- Opening Delimiter -

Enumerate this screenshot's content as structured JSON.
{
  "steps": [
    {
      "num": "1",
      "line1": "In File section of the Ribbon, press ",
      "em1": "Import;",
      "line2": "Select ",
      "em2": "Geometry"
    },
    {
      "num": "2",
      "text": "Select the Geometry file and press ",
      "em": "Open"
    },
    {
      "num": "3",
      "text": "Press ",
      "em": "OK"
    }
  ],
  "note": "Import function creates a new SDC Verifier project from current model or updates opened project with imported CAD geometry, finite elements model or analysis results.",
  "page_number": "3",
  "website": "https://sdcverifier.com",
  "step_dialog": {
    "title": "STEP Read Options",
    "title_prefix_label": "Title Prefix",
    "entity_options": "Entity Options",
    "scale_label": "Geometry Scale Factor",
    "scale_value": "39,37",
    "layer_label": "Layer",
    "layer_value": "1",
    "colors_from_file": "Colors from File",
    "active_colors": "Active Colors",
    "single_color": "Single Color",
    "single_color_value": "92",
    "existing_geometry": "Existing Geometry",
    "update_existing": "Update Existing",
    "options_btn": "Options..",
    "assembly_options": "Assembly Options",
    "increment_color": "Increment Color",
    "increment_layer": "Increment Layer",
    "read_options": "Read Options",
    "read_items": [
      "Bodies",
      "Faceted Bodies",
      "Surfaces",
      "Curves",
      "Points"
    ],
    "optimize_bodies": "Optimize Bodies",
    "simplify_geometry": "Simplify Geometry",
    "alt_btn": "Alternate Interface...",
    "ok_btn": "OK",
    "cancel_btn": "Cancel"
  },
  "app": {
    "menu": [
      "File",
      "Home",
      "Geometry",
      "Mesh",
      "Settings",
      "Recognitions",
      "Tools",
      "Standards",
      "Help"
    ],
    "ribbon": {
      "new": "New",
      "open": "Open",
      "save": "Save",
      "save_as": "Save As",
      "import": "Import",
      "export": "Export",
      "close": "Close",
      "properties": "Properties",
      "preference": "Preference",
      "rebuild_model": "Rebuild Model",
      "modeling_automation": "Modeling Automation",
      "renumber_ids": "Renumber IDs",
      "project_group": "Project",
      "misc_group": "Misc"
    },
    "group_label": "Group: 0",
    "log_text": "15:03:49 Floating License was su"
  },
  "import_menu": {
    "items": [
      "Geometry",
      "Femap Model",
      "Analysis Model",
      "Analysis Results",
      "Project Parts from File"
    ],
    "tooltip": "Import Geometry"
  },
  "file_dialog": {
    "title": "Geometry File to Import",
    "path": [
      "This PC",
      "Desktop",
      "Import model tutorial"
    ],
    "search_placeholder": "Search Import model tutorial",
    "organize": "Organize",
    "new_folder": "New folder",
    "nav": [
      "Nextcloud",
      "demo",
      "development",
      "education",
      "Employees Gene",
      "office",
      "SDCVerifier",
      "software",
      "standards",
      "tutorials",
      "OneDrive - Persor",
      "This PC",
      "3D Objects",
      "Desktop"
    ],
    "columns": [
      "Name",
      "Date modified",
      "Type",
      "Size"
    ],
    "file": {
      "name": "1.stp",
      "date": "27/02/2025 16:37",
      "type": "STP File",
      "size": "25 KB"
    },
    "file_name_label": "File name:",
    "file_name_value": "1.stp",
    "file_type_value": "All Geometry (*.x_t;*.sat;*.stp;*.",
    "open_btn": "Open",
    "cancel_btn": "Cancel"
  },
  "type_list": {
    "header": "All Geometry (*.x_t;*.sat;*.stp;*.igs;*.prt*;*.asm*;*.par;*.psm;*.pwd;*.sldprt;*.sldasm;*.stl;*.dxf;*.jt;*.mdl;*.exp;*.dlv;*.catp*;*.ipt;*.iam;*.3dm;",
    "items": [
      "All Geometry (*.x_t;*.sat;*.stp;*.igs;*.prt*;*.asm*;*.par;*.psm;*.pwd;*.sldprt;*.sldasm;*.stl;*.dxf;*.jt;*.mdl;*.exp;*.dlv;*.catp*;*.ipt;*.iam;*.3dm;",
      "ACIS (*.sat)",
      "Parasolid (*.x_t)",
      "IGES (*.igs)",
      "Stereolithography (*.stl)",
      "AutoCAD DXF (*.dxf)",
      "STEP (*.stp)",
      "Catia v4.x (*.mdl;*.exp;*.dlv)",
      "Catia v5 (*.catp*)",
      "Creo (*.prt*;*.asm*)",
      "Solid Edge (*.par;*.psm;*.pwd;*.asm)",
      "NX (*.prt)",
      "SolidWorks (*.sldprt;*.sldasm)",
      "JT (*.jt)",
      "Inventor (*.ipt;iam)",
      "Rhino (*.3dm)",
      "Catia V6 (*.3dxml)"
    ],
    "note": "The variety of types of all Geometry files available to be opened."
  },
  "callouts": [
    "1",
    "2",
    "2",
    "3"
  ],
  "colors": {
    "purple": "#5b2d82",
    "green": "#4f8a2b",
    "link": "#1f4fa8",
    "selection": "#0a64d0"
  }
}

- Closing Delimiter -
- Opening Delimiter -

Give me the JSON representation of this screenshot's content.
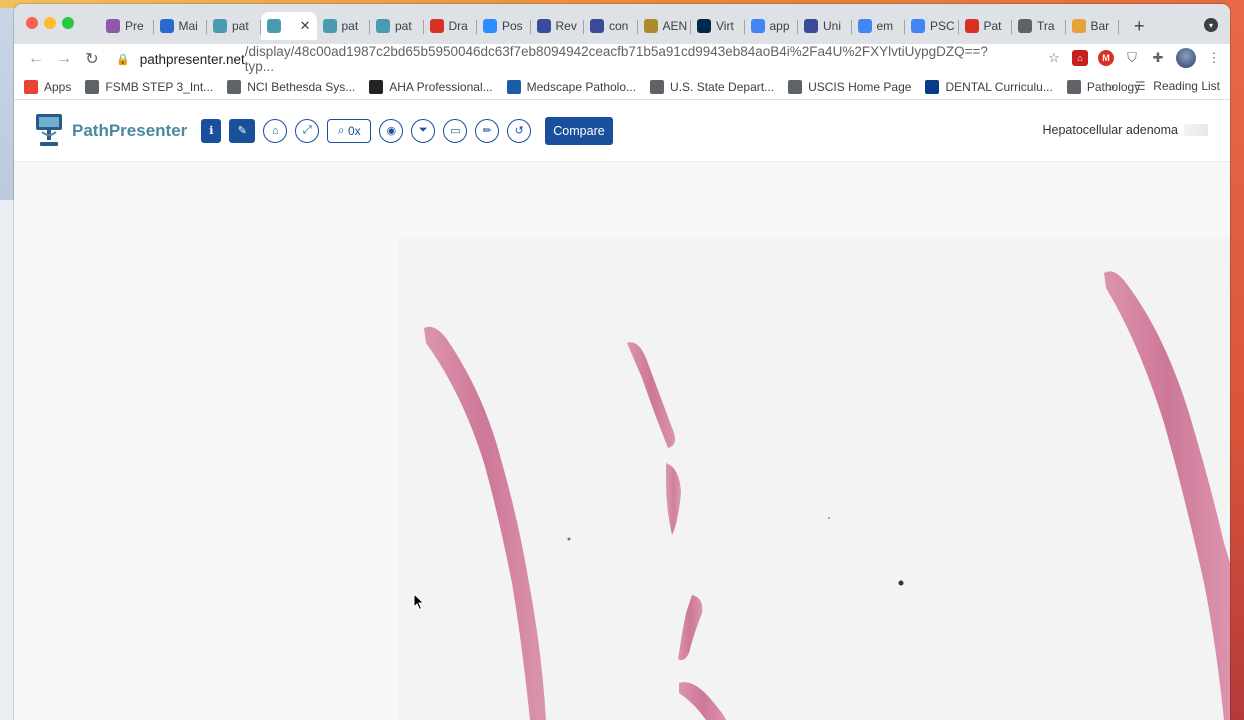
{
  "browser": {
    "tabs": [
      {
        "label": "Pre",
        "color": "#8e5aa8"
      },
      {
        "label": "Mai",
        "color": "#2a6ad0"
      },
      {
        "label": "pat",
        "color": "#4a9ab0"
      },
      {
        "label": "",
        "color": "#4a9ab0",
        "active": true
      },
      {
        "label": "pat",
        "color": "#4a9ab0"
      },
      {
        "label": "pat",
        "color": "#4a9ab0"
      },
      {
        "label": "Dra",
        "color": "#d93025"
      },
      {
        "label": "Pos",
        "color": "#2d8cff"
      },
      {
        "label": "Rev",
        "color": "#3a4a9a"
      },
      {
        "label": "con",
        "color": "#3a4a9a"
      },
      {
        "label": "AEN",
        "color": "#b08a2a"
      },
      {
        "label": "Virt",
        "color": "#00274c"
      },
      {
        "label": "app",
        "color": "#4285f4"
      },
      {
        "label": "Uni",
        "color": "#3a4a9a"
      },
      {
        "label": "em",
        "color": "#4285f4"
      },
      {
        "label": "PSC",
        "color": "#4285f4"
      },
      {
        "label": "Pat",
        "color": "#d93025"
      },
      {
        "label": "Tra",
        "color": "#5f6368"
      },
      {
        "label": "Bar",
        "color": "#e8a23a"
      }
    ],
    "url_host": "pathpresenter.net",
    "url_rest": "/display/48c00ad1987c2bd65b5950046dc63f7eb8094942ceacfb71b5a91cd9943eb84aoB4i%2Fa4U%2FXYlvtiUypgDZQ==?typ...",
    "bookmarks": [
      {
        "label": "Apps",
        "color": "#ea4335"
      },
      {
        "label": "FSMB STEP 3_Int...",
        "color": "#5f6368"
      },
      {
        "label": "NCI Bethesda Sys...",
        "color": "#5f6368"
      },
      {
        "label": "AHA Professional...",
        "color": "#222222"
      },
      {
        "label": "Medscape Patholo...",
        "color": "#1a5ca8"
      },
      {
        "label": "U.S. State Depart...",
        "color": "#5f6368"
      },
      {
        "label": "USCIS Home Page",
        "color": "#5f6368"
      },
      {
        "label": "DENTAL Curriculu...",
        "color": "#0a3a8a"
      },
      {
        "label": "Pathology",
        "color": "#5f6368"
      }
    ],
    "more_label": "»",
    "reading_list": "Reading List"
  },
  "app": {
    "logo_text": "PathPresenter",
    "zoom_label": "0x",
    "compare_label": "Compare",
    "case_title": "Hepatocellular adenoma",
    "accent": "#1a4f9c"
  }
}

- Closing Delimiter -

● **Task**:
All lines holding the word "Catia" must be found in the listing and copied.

● **Result of the exercise**:
      "Catia v4.x (*.mdl;*.exp;*.dlv)",
      "Catia v5 (*.catp*)",
      "Catia V6 (*.3dxml)"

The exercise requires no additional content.